Great point made over at Free Exchange:
And the Washington Post makes a surprisingly common error in discussions of minimum wage laws:The chief executive of Costco Wholesale, the nation's largest wholesale club, yesterday became the most prominent member of a new organization of business owners and executives pressing Congress to approve an increase in the federal minimum wage.
Jim Sinegal, a maverick entrepreneur who founded Costco in 1983 and has resisted Wall Street pressure to cut wages and benefits for his 130,000 employees, said he signed onto the effort because he thinks a higher minimum wage would be good for the nation's economy as well as its workers.
"The more people make, the better lives they're going to have and the better consumers they're going to be," Sinegal said in an interview. "It's going to provide better jobs and better wages."
That view opposes the position held by many business groups, which have lobbied against legislation moving through Congress to raise the minimum wage to $7.25 an hour from $5.15. Democrats have placed a high priority on increasing the minimum wage, which has fallen to its lowest level in more than 50 years when adjusted for inflation. The measure has passed the House but is stalled in the Senate, where Republicans have said they will support it only if tax breaks are included for small businesses.
CEO's who support higher minimum wages are not, as the media often casts them, renegade heros speaking truth to power because their inner moral voice bids them be silent no more. They are by and large, like Mr Sinegal, the heads of companies that pay well above the minimum wage. Forcing up the labour costs of their competitors, while simultaneously collecting good PR for "daring" to support a higher minimum, is a terrific business move. But it is not altruistic, nor does it make him a "maverick". Costco's biggest competitor, Wal-Mart, also supports a higher minimum wage, and for the same reason. Wal-Mart's average wage is already above the new minimum; it will cost the company little, while possibly forcing mom-and-pop stores that compete with Wal-Mart out of business. This seems blindingly obvious to me. Though I don't expect we'll see "the minimum wage—it's great for Wal-Mart!" in many Democratic campaign commercials.
Analysts and politicians who work from the premise that 'business' is a monolithic supporter of the free market and open competition always make me chuckle. 'Business' is for whatever makes it more money - which is often a competitive market.
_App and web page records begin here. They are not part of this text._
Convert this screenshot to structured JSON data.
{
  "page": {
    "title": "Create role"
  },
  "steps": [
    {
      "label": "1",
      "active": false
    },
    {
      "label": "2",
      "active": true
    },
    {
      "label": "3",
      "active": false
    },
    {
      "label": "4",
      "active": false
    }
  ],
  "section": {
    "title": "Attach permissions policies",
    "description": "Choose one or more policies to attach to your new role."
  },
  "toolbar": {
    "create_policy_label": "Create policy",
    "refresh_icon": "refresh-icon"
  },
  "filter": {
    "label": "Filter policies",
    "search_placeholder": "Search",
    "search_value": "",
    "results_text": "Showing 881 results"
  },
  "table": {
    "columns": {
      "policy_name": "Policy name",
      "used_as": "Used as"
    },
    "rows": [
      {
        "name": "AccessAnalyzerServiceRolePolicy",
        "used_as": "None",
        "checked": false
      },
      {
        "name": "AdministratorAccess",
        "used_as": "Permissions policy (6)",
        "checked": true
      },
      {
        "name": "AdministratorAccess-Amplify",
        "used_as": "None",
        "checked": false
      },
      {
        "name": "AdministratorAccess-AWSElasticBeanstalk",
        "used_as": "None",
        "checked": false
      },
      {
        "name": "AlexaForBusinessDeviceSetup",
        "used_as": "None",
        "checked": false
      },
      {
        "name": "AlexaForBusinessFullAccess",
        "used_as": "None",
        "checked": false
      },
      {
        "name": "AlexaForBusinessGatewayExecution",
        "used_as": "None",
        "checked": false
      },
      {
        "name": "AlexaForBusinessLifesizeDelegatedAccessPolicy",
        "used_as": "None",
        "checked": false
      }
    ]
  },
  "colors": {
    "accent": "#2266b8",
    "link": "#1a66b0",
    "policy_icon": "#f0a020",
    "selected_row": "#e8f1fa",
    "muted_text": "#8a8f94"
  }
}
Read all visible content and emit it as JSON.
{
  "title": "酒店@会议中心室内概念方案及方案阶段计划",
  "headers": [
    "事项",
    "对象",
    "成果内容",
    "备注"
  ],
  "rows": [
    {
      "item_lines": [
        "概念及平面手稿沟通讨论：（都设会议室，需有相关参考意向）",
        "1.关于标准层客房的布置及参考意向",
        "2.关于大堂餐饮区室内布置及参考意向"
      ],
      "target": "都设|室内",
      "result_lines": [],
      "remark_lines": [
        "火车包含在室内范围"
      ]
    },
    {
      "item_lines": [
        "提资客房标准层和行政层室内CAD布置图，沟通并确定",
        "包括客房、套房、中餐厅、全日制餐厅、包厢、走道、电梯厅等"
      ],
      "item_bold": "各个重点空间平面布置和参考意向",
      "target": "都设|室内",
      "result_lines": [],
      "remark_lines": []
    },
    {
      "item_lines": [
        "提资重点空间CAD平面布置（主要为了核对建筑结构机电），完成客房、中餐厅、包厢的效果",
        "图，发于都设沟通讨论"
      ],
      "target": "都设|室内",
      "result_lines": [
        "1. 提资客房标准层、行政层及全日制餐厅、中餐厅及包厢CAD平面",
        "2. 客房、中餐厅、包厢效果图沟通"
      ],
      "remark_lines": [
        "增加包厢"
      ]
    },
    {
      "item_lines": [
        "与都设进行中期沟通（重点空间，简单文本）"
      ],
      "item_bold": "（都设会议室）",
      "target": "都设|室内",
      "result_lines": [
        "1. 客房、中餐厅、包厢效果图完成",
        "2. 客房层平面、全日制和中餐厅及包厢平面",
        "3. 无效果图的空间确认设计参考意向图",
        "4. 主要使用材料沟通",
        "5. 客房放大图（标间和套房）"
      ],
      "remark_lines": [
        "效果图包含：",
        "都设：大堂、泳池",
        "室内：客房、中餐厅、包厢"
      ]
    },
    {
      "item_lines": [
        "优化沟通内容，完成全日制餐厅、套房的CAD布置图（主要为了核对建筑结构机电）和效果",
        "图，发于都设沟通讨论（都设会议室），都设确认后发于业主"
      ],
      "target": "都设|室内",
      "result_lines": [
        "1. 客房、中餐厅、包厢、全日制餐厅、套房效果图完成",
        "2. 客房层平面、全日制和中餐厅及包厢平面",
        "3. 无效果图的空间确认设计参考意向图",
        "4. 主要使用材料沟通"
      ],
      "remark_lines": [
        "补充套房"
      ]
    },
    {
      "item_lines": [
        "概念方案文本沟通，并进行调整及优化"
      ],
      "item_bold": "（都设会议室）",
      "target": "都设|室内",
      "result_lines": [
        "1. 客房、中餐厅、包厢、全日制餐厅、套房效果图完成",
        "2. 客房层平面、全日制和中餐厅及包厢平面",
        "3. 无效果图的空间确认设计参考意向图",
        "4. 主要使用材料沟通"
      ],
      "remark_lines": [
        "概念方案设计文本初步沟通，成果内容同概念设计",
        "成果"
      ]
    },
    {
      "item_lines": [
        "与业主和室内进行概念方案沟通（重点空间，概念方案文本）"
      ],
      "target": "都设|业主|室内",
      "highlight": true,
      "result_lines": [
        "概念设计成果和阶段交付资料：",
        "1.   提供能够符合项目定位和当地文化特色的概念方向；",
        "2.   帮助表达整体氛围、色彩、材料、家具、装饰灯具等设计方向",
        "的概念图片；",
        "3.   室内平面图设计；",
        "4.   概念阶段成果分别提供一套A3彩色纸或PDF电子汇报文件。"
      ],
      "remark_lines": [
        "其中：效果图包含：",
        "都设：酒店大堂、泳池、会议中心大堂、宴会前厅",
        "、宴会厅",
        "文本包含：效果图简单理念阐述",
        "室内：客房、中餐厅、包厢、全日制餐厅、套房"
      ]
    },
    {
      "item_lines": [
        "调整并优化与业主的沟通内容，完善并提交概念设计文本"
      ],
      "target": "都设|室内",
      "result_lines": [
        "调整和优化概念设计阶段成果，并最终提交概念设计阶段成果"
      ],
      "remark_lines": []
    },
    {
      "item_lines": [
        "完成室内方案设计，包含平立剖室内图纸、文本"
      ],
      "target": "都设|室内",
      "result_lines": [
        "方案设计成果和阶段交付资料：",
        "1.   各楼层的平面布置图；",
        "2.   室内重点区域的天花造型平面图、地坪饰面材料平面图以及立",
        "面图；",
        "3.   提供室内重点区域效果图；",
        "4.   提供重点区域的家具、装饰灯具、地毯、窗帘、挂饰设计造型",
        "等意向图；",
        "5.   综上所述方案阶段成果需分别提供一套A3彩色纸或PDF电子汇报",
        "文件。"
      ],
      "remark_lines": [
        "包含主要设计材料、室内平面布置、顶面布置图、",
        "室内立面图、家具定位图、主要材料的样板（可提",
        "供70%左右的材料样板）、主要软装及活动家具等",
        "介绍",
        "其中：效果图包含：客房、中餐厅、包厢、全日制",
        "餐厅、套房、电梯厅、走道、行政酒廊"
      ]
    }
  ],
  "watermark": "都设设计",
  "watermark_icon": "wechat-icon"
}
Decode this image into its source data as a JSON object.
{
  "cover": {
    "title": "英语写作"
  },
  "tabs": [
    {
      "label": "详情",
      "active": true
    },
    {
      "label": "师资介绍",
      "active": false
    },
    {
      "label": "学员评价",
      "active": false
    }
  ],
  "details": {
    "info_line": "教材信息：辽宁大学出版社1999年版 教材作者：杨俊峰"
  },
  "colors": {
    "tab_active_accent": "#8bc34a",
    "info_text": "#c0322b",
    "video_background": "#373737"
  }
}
But if they can get government to kneecap a competitor without doing damage to their own bottom line, they'll usually go for that even quicker.